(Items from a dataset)
-=-=-=-=-

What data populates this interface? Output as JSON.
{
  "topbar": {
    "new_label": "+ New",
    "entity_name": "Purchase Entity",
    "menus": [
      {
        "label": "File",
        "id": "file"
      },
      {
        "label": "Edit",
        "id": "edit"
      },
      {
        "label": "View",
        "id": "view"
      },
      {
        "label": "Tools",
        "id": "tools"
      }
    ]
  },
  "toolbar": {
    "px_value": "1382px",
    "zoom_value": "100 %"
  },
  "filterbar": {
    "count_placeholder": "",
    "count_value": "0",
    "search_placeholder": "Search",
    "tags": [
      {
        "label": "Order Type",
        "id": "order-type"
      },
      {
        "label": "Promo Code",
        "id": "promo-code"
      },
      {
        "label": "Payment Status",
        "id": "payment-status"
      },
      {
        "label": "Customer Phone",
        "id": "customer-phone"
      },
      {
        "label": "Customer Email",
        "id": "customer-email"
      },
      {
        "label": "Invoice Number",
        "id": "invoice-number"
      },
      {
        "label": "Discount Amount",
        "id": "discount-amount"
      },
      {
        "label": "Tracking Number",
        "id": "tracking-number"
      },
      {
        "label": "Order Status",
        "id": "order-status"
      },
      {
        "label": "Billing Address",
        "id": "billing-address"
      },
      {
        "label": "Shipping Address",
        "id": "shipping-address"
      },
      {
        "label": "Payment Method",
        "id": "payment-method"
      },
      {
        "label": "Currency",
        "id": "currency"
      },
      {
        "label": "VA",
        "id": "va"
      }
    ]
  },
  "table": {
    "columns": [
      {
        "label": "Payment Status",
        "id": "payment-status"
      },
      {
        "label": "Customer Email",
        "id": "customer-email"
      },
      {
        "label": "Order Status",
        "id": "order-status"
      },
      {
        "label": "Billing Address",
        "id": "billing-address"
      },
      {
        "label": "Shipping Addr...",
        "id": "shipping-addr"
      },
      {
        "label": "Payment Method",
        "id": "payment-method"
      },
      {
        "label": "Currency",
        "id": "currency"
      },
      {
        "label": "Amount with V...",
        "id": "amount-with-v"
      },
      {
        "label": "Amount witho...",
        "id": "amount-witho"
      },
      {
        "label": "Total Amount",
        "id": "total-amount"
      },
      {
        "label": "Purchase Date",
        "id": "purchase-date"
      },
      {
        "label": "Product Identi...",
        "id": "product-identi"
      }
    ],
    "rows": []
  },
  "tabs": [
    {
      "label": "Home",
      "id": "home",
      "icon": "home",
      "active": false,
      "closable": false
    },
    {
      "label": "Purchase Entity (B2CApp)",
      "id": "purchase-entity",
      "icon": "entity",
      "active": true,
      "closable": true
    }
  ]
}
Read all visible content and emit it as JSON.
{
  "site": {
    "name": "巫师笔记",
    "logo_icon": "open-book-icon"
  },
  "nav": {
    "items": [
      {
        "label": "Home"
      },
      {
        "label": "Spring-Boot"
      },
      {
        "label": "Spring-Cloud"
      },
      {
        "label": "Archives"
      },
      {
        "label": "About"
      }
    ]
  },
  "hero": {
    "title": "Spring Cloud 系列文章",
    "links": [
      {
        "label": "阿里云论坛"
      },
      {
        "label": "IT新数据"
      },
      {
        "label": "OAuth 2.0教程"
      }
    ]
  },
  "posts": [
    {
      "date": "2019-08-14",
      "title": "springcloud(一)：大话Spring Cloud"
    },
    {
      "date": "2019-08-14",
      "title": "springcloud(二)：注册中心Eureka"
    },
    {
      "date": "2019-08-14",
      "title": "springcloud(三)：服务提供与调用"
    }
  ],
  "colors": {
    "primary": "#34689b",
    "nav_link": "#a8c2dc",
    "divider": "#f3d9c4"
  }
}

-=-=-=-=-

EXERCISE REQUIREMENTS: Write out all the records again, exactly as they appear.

SOLUTION TO THIS TASK:
What data populates this interface? Output as JSON.
{
  "topbar": {
    "new_label": "+ New",
    "entity_name": "Purchase Entity",
    "menus": [
      {
        "label": "File",
        "id": "file"
      },
      {
        "label": "Edit",
        "id": "edit"
      },
      {
        "label": "View",
        "id": "view"
      },
      {
        "label": "Tools",
        "id": "tools"
      }
    ]
  },
  "toolbar": {
    "px_value": "1382px",
    "zoom_value": "100 %"
  },
  "filterbar": {
    "count_placeholder": "",
    "count_value": "0",
    "search_placeholder": "Search",
    "tags": [
      {
        "label": "Order Type",
        "id": "order-type"
      },
      {
        "label": "Promo Code",
        "id": "promo-code"
      },
      {
        "label": "Payment Status",
        "id": "payment-status"
      },
      {
        "label": "Customer Phone",
        "id": "customer-phone"
      },
      {
        "label": "Customer Email",
        "id": "customer-email"
      },
      {
        "label": "Invoice Number",
        "id": "invoice-number"
      },
      {
        "label": "Discount Amount",
        "id": "discount-amount"
      },
      {
        "label": "Tracking Number",
        "id": "tracking-number"
      },
      {
        "label": "Order Status",
        "id": "order-status"
      },
      {
        "label": "Billing Address",
        "id": "billing-address"
      },
      {
        "label": "Shipping Address",
        "id": "shipping-address"
      },
      {
        "label": "Payment Method",
        "id": "payment-method"
      },
      {
        "label": "Currency",
        "id": "currency"
      },
      {
        "label": "VA",
        "id": "va"
      }
    ]
  },
  "table": {
    "columns": [
      {
        "label": "Payment Status",
        "id": "payment-status"
      },
      {
        "label": "Customer Email",
        "id": "customer-email"
      },
      {
        "label": "Order Status",
        "id": "order-status"
      },
      {
        "label": "Billing Address",
        "id": "billing-address"
      },
      {
        "label": "Shipping Addr...",
        "id": "shipping-addr"
      },
      {
        "label": "Payment Method",
        "id": "payment-method"
      },
      {
        "label": "Currency",
        "id": "currency"
      },
      {
        "label": "Amount with V...",
        "id": "amount-with-v"
      },
      {
        "label": "Amount witho...",
        "id": "amount-witho"
      },
      {
        "label": "Total Amount",
        "id": "total-amount"
      },
      {
        "label": "Purchase Date",
        "id": "purchase-date"
      },
      {
        "label": "Product Identi...",
        "id": "product-identi"
      }
    ],
    "rows": []
  },
  "tabs": [
    {
      "label": "Home",
      "id": "home",
      "icon": "home",
      "active": false,
      "closable": false
    },
    {
      "label": "Purchase Entity (B2CApp)",
      "id": "purchase-entity",
      "icon": "entity",
      "active": true,
      "closable": true
    }
  ]
}
Read all visible content and emit it as JSON.
{
  "site": {
    "name": "巫师笔记",
    "logo_icon": "open-book-icon"
  },
  "nav": {
    "items": [
      {
        "label": "Home"
      },
      {
        "label": "Spring-Boot"
      },
      {
        "label": "Spring-Cloud"
      },
      {
        "label": "Archives"
      },
      {
        "label": "About"
      }
    ]
  },
  "hero": {
    "title": "Spring Cloud 系列文章",
    "links": [
      {
        "label": "阿里云论坛"
      },
      {
        "label": "IT新数据"
      },
      {
        "label": "OAuth 2.0教程"
      }
    ]
  },
  "posts": [
    {
      "date": "2019-08-14",
      "title": "springcloud(一)：大话Spring Cloud"
    },
    {
      "date": "2019-08-14",
      "title": "springcloud(二)：注册中心Eureka"
    },
    {
      "date": "2019-08-14",
      "title": "springcloud(三)：服务提供与调用"
    }
  ],
  "colors": {
    "primary": "#34689b",
    "nav_link": "#a8c2dc",
    "divider": "#f3d9c4"
  }
}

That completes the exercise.